▶ **Task description**
Among the entries that follow, find the lines containing the string "JSON" and copy them.

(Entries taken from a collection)
----

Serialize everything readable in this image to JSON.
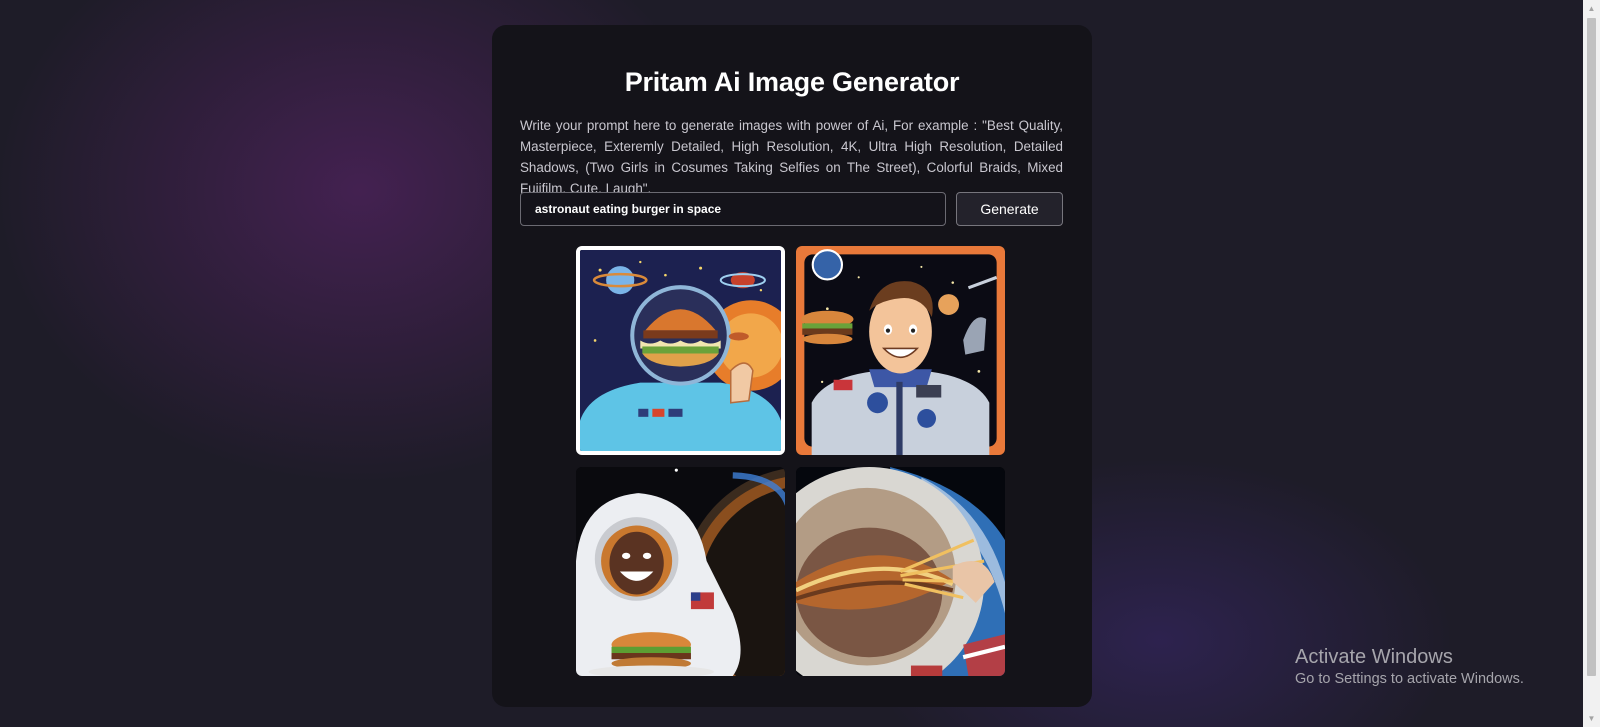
{
  "app": {
    "title": "Pritam Ai Image Generator",
    "description": "Write your prompt here to generate images with power of Ai, For example : \"Best Quality, Masterpiece, Exteremly Detailed, High Resolution, 4K, Ultra High Resolution, Detailed Shadows, (Two Girls in Cosumes Taking Selfies on The Street), Colorful Braids, Mixed Fujifilm, Cute, Laugh\"."
  },
  "form": {
    "prompt_value": "astronaut eating burger in space",
    "generate_label": "Generate"
  },
  "results": {
    "images": [
      {
        "subject": "cartoon astronaut with burger helmet holding food",
        "selected": true
      },
      {
        "subject": "smiling cartoon astronaut holding a burger"
      },
      {
        "subject": "child astronaut holding a burger in space"
      },
      {
        "subject": "astronaut eating a burger with fries above earth"
      }
    ]
  },
  "os_overlay": {
    "title": "Activate Windows",
    "subtitle": "Go to Settings to activate Windows."
  },
  "colors": {
    "background": "#1e1c28",
    "card": "#141319",
    "text": "#ffffff",
    "muted_text": "#c9c7cf"
  }
}
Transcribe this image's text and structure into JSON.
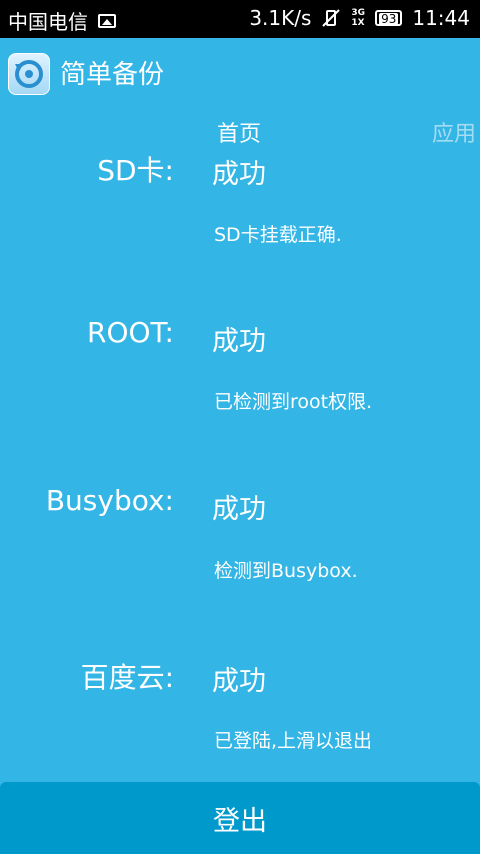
{
  "status_bar": {
    "carrier": "中国电信",
    "speed": "3.1K/s",
    "network_top": "3G",
    "network_bottom": "1X",
    "battery": "93",
    "time": "11:44"
  },
  "app": {
    "title": "简单备份"
  },
  "tabs": [
    {
      "label": "首页"
    },
    {
      "label": "应用"
    }
  ],
  "rows": [
    {
      "label": "SD卡:",
      "status": "成功",
      "detail": "SD卡挂载正确."
    },
    {
      "label": "ROOT:",
      "status": "成功",
      "detail": "已检测到root权限."
    },
    {
      "label": "Busybox:",
      "status": "成功",
      "detail": "检测到Busybox."
    },
    {
      "label": "百度云:",
      "status": "成功",
      "detail": "已登陆,上滑以退出"
    }
  ],
  "logout_button": {
    "label": "登出"
  },
  "colors": {
    "background": "#33b5e5",
    "button": "#0099cc",
    "inactive_tab": "#a6dcf2"
  }
}
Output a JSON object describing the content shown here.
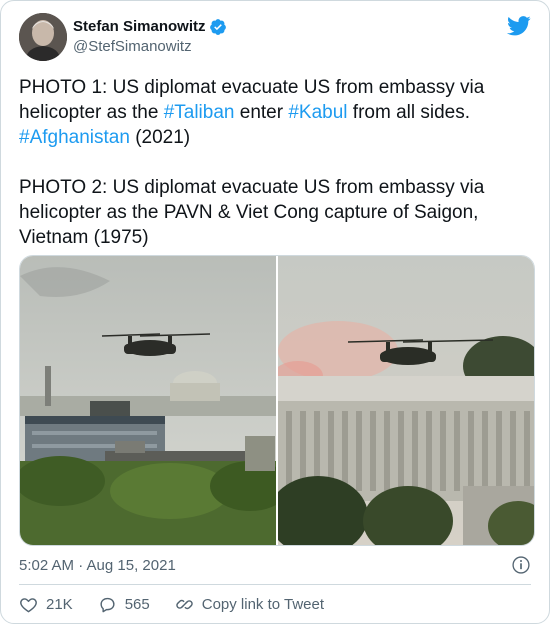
{
  "author": {
    "display_name": "Stefan Simanowitz",
    "handle": "@StefSimanowitz"
  },
  "icons": {
    "avatar": "avatar-photo",
    "verified": "verified-badge-icon",
    "brand": "twitter-bird-icon",
    "info": "info-icon",
    "like": "heart-icon",
    "reply": "reply-bubble-icon",
    "share": "link-icon"
  },
  "colors": {
    "accent": "#1d9bf0",
    "text": "#0f1419",
    "muted": "#536471",
    "border": "#cfd9de"
  },
  "tweet": {
    "para1": {
      "t1": "PHOTO 1: US diplomat evacuate US from embassy via helicopter as the ",
      "h1": "#Taliban",
      "t2": " enter ",
      "h2": "#Kabul",
      "t3": " from all sides.",
      "h3": "#Afghanistan",
      "t4": " (2021)"
    },
    "para2": "PHOTO 2: US diplomat evacuate US from embassy via helicopter as the PAVN & Viet Cong capture of Saigon, Vietnam (1975)"
  },
  "footer": {
    "timestamp": "5:02 AM · Aug 15, 2021",
    "likes": "21K",
    "replies": "565",
    "copy_link": "Copy link to Tweet"
  }
}
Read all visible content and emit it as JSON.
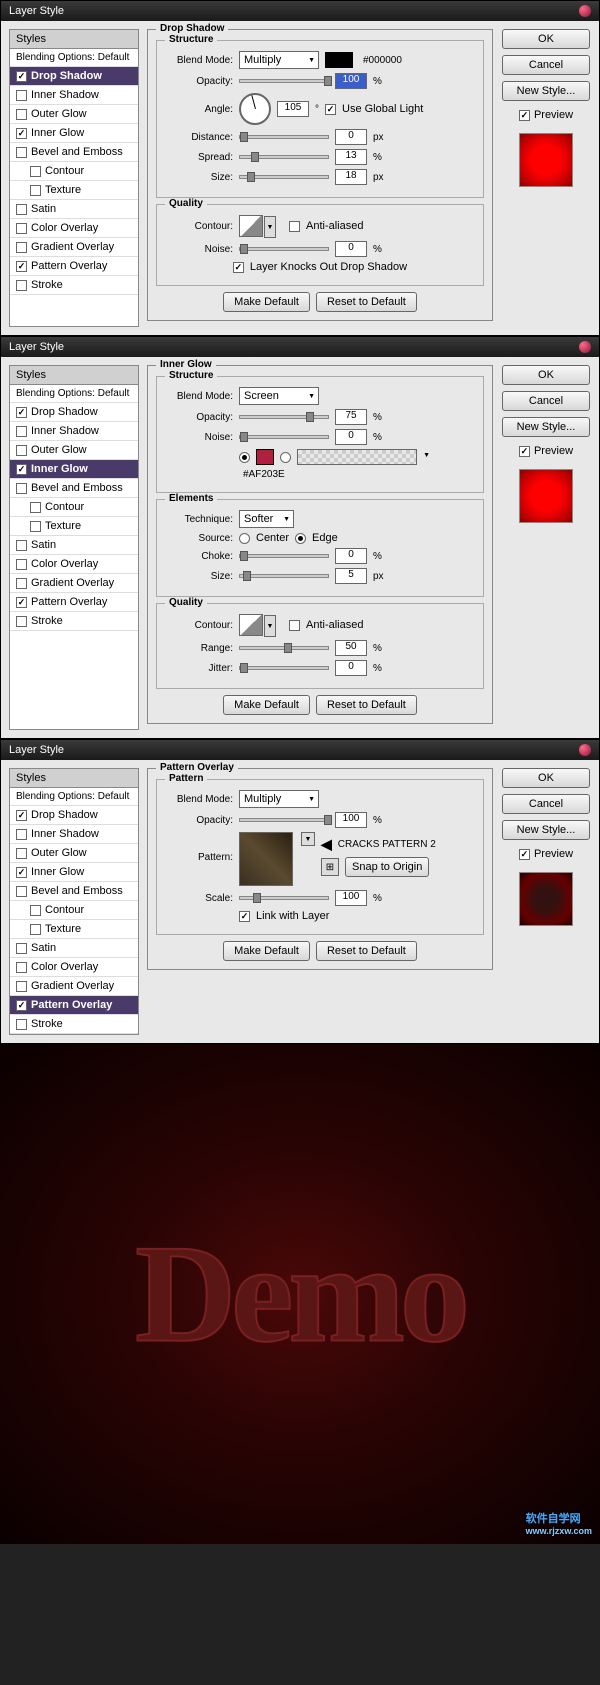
{
  "dialogs": [
    {
      "title": "Layer Style",
      "effect_title": "Drop Shadow",
      "styles_header": "Styles",
      "blending_default": "Blending Options: Default",
      "items": [
        {
          "label": "Drop Shadow",
          "checked": true,
          "active": true
        },
        {
          "label": "Inner Shadow",
          "checked": false
        },
        {
          "label": "Outer Glow",
          "checked": false
        },
        {
          "label": "Inner Glow",
          "checked": true
        },
        {
          "label": "Bevel and Emboss",
          "checked": false
        },
        {
          "label": "Contour",
          "checked": false,
          "indent": true
        },
        {
          "label": "Texture",
          "checked": false,
          "indent": true
        },
        {
          "label": "Satin",
          "checked": false
        },
        {
          "label": "Color Overlay",
          "checked": false
        },
        {
          "label": "Gradient Overlay",
          "checked": false
        },
        {
          "label": "Pattern Overlay",
          "checked": true
        },
        {
          "label": "Stroke",
          "checked": false
        }
      ],
      "structure": {
        "title": "Structure",
        "blend_mode_label": "Blend Mode:",
        "blend_mode": "Multiply",
        "color_hex": "#000000",
        "opacity_label": "Opacity:",
        "opacity": "100",
        "angle_label": "Angle:",
        "angle": "105",
        "use_global": "Use Global Light",
        "distance_label": "Distance:",
        "distance": "0",
        "spread_label": "Spread:",
        "spread": "13",
        "size_label": "Size:",
        "size": "18"
      },
      "quality": {
        "title": "Quality",
        "contour_label": "Contour:",
        "anti_aliased": "Anti-aliased",
        "noise_label": "Noise:",
        "noise": "0",
        "knockout": "Layer Knocks Out Drop Shadow"
      },
      "make_default": "Make Default",
      "reset_default": "Reset to Default",
      "buttons": {
        "ok": "OK",
        "cancel": "Cancel",
        "new_style": "New Style...",
        "preview": "Preview"
      }
    },
    {
      "title": "Layer Style",
      "effect_title": "Inner Glow",
      "styles_header": "Styles",
      "blending_default": "Blending Options: Default",
      "items": [
        {
          "label": "Drop Shadow",
          "checked": true
        },
        {
          "label": "Inner Shadow",
          "checked": false
        },
        {
          "label": "Outer Glow",
          "checked": false
        },
        {
          "label": "Inner Glow",
          "checked": true,
          "active": true
        },
        {
          "label": "Bevel and Emboss",
          "checked": false
        },
        {
          "label": "Contour",
          "checked": false,
          "indent": true
        },
        {
          "label": "Texture",
          "checked": false,
          "indent": true
        },
        {
          "label": "Satin",
          "checked": false
        },
        {
          "label": "Color Overlay",
          "checked": false
        },
        {
          "label": "Gradient Overlay",
          "checked": false
        },
        {
          "label": "Pattern Overlay",
          "checked": true
        },
        {
          "label": "Stroke",
          "checked": false
        }
      ],
      "structure": {
        "title": "Structure",
        "blend_mode_label": "Blend Mode:",
        "blend_mode": "Screen",
        "opacity_label": "Opacity:",
        "opacity": "75",
        "noise_label": "Noise:",
        "noise": "0",
        "color_hex": "#AF203E"
      },
      "elements": {
        "title": "Elements",
        "technique_label": "Technique:",
        "technique": "Softer",
        "source_label": "Source:",
        "center": "Center",
        "edge": "Edge",
        "choke_label": "Choke:",
        "choke": "0",
        "size_label": "Size:",
        "size": "5"
      },
      "quality": {
        "title": "Quality",
        "contour_label": "Contour:",
        "anti_aliased": "Anti-aliased",
        "range_label": "Range:",
        "range": "50",
        "jitter_label": "Jitter:",
        "jitter": "0"
      },
      "make_default": "Make Default",
      "reset_default": "Reset to Default",
      "buttons": {
        "ok": "OK",
        "cancel": "Cancel",
        "new_style": "New Style...",
        "preview": "Preview"
      }
    },
    {
      "title": "Layer Style",
      "effect_title": "Pattern Overlay",
      "styles_header": "Styles",
      "blending_default": "Blending Options: Default",
      "items": [
        {
          "label": "Drop Shadow",
          "checked": true
        },
        {
          "label": "Inner Shadow",
          "checked": false
        },
        {
          "label": "Outer Glow",
          "checked": false
        },
        {
          "label": "Inner Glow",
          "checked": true
        },
        {
          "label": "Bevel and Emboss",
          "checked": false
        },
        {
          "label": "Contour",
          "checked": false,
          "indent": true
        },
        {
          "label": "Texture",
          "checked": false,
          "indent": true
        },
        {
          "label": "Satin",
          "checked": false
        },
        {
          "label": "Color Overlay",
          "checked": false
        },
        {
          "label": "Gradient Overlay",
          "checked": false
        },
        {
          "label": "Pattern Overlay",
          "checked": true,
          "active": true
        },
        {
          "label": "Stroke",
          "checked": false
        }
      ],
      "pattern": {
        "title": "Pattern",
        "blend_mode_label": "Blend Mode:",
        "blend_mode": "Multiply",
        "opacity_label": "Opacity:",
        "opacity": "100",
        "pattern_label": "Pattern:",
        "annotation": "CRACKS PATTERN 2",
        "snap_origin": "Snap to Origin",
        "scale_label": "Scale:",
        "scale": "100",
        "link_layer": "Link with Layer"
      },
      "make_default": "Make Default",
      "reset_default": "Reset to Default",
      "buttons": {
        "ok": "OK",
        "cancel": "Cancel",
        "new_style": "New Style...",
        "preview": "Preview"
      }
    }
  ],
  "units": {
    "pct": "%",
    "px": "px",
    "deg": "°"
  },
  "result_text": "Demo",
  "watermark": {
    "main": "软件自学网",
    "sub": "www.rjzxw.com"
  }
}
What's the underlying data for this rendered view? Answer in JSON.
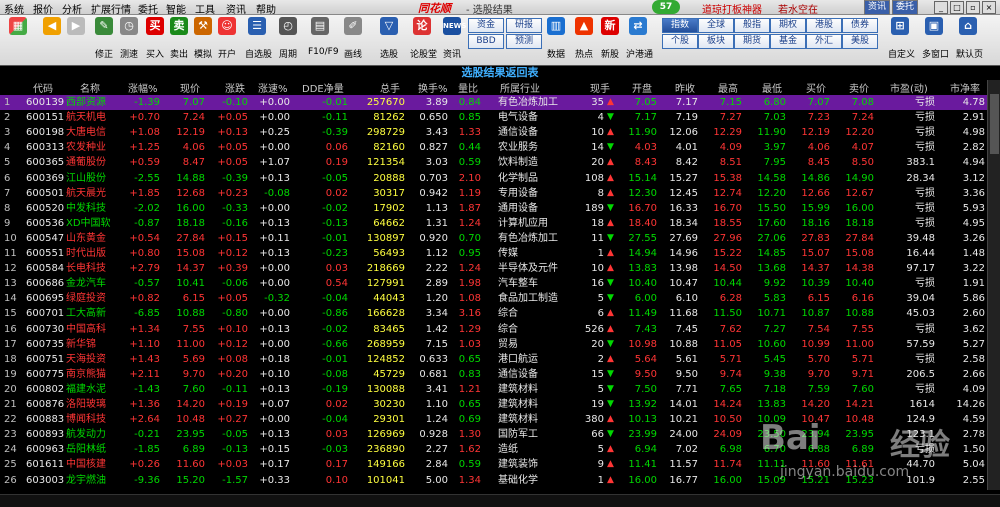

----

▶ **Response**
Serialize everything readable in this image to JSON.
Transcribe this image's text and structure into JSON.
Output a JSON object describing the content shown here.
Read all visible content and emit it as JSON.
What's the underlying data for this rendered view? Answer in JSON.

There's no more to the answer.